Ageing of Beef
Through a number of years we have experimented with dry-aging different cuts for our menu. This process is characterized by “hanging” the beef for 40 to 100 days in a temperature and humidity controlled environment. This way of beef maturation can best be described as a drying process – hence the name dry-aging. During the process, the enzymes in the meat are cultivated, resulting in more tenderness and intense beef flavors, but the drying process also causes the exterior layers of the beef to be left unwanted. Because of its time consuming and somewhat expensive nature, dry-aging is not the most common way of ageing. This, however, is the so-called wet-ageing where the beef is vacuum packed and left to mature in its own natural juices.
Handling and Shipping
The central storage and office facilities of A Hereford Beefstouw are situated in Lund, close to the city of Herning. This is also the place where our butchers prepare the different cuts of beef for the restaurants. The steaks are cut and packaged in the beginning of the week, and delivered just a few days later to all the restaurants in Denmark. Through the speed of this process, we ensure that our guests get as fresh produce as possible.
In the field of breeding beef cattle, there are mainly to schools of thought; grass and grain. It may prove difficult to emphasize one over the other. However, generally speaking, one can rightfully claim that grass fed cattle, spend most of their lives in the open, eating whatever is growing on ground. Contrary to this, grain fed cattle spend more time indoors and are mainly fed a diet of soy and grains.
You are what you eat
In similarity to humans, cattle too “become what they eat,” and it is remarkable how much the diet of cattle can influence the taste of their meat. Grass-fed cattle often yield much lighter colored meat with a more subtle taste, whereas grain-fed cattle provide deep red colored meat with a piercing beef flavor. We make no ideological stand one the issue – but we do favor great beef, hence both types can be found on our menu.

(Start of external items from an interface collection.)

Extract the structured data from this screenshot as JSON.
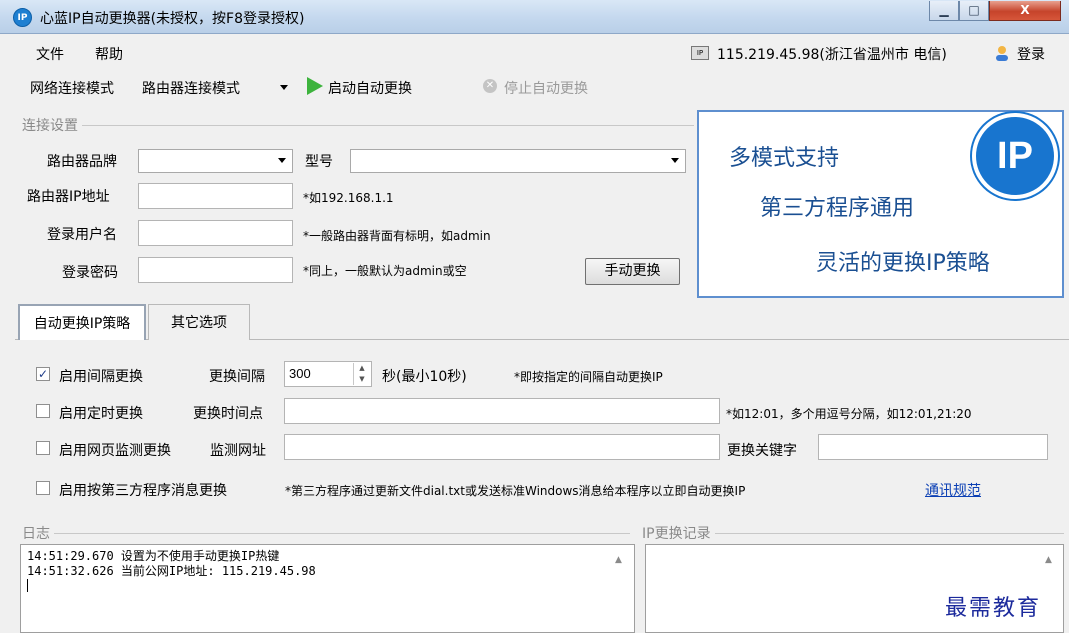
{
  "window": {
    "title": "心蓝IP自动更换器(未授权，按F8登录授权)",
    "app_icon": "ip-logo-icon",
    "controls": {
      "minimize": "▁",
      "maximize": "□",
      "close": "X"
    }
  },
  "menu": {
    "file": "文件",
    "help": "帮助"
  },
  "status": {
    "network_icon": "network-card-icon",
    "ip_info": "115.219.45.98(浙江省温州市 电信)",
    "login_icon": "user-icon",
    "login_label": "登录"
  },
  "toolbar": {
    "mode_label": "网络连接模式",
    "mode_value": "路由器连接模式",
    "start_label": "启动自动更换",
    "stop_label": "停止自动更换"
  },
  "connection": {
    "group_title": "连接设置",
    "brand_label": "路由器品牌",
    "brand_value": "",
    "model_label": "型号",
    "model_value": "",
    "ip_label": "路由器IP地址",
    "ip_value": "",
    "ip_hint": "*如192.168.1.1",
    "user_label": "登录用户名",
    "user_value": "",
    "user_hint": "*一般路由器背面有标明，如admin",
    "pass_label": "登录密码",
    "pass_value": "",
    "pass_hint": "*同上，一般默认为admin或空",
    "manual_button": "手动更换"
  },
  "banner": {
    "line1": "多模式支持",
    "line2": "第三方程序通用",
    "line3": "灵活的更换IP策略",
    "logo_text": "IP"
  },
  "tabs": [
    {
      "label": "自动更换IP策略"
    },
    {
      "label": "其它选项"
    }
  ],
  "strategy": {
    "interval_enable": "启用间隔更换",
    "interval_checked": true,
    "interval_label": "更换间隔",
    "interval_value": "300",
    "interval_unit": "秒(最小10秒)",
    "interval_hint": "*即按指定的间隔自动更换IP",
    "timed_enable": "启用定时更换",
    "timed_label": "更换时间点",
    "timed_value": "",
    "timed_hint": "*如12:01，多个用逗号分隔，如12:01,21:20",
    "web_enable": "启用网页监测更换",
    "web_label": "监测网址",
    "web_value": "",
    "web_keyword_label": "更换关键字",
    "web_keyword_value": "",
    "third_enable": "启用按第三方程序消息更换",
    "third_hint": "*第三方程序通过更新文件dial.txt或发送标准Windows消息给本程序以立即自动更换IP",
    "third_link": "通讯规范"
  },
  "log": {
    "title": "日志",
    "lines": [
      "14:51:29.670 设置为不使用手动更换IP热键",
      "14:51:32.626 当前公网IP地址: 115.219.45.98"
    ]
  },
  "ip_history": {
    "title": "IP更换记录"
  },
  "watermark": "最需教育"
}
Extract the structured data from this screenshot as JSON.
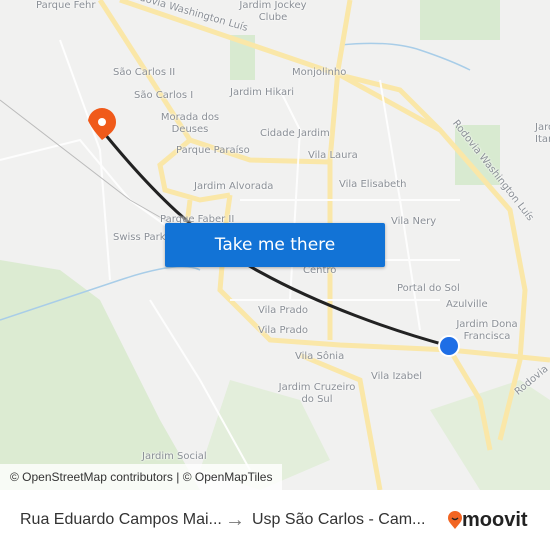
{
  "map": {
    "labels": [
      "Parque Fehr",
      "Rodovia Washington Luís",
      "Jardim Jockey Clube",
      "São Carlos II",
      "Monjolinho",
      "São Carlos I",
      "Jardim Hikari",
      "Morada dos Deuses",
      "Cidade Jardim",
      "Parque Paraíso",
      "Vila Laura",
      "Jardim Alvorada",
      "Vila Elisabeth",
      "Parque Faber II",
      "Vila Nery",
      "Swiss Park",
      "Centro",
      "Portal do Sol",
      "Azulville",
      "Jardim Dona Francisca",
      "Vila Prado",
      "Vila Prado",
      "Vila Sônia",
      "Vila Izabel",
      "Jardim Cruzeiro do Sul",
      "Jardim Social",
      "Rodovia Washington Luís",
      "Rodovia",
      "Jardim Itamarati"
    ],
    "route_color": "#222222",
    "origin_marker_color": "#1e6ee6",
    "destination_marker_color": "#f05a1a"
  },
  "cta": {
    "label": "Take me there"
  },
  "attribution": "© OpenStreetMap contributors | © OpenMapTiles",
  "footer": {
    "from": "Rua Eduardo Campos Mai...",
    "to": "Usp São Carlos - Cam...",
    "brand": "moovit",
    "brand_color": "#f26522"
  }
}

Geography is another important factor when we pick out our beef. Today our beef mainly comes from Australia and increasingly from Denmark too. However we do buy the occasional lot of beef from South America if the quality allows it.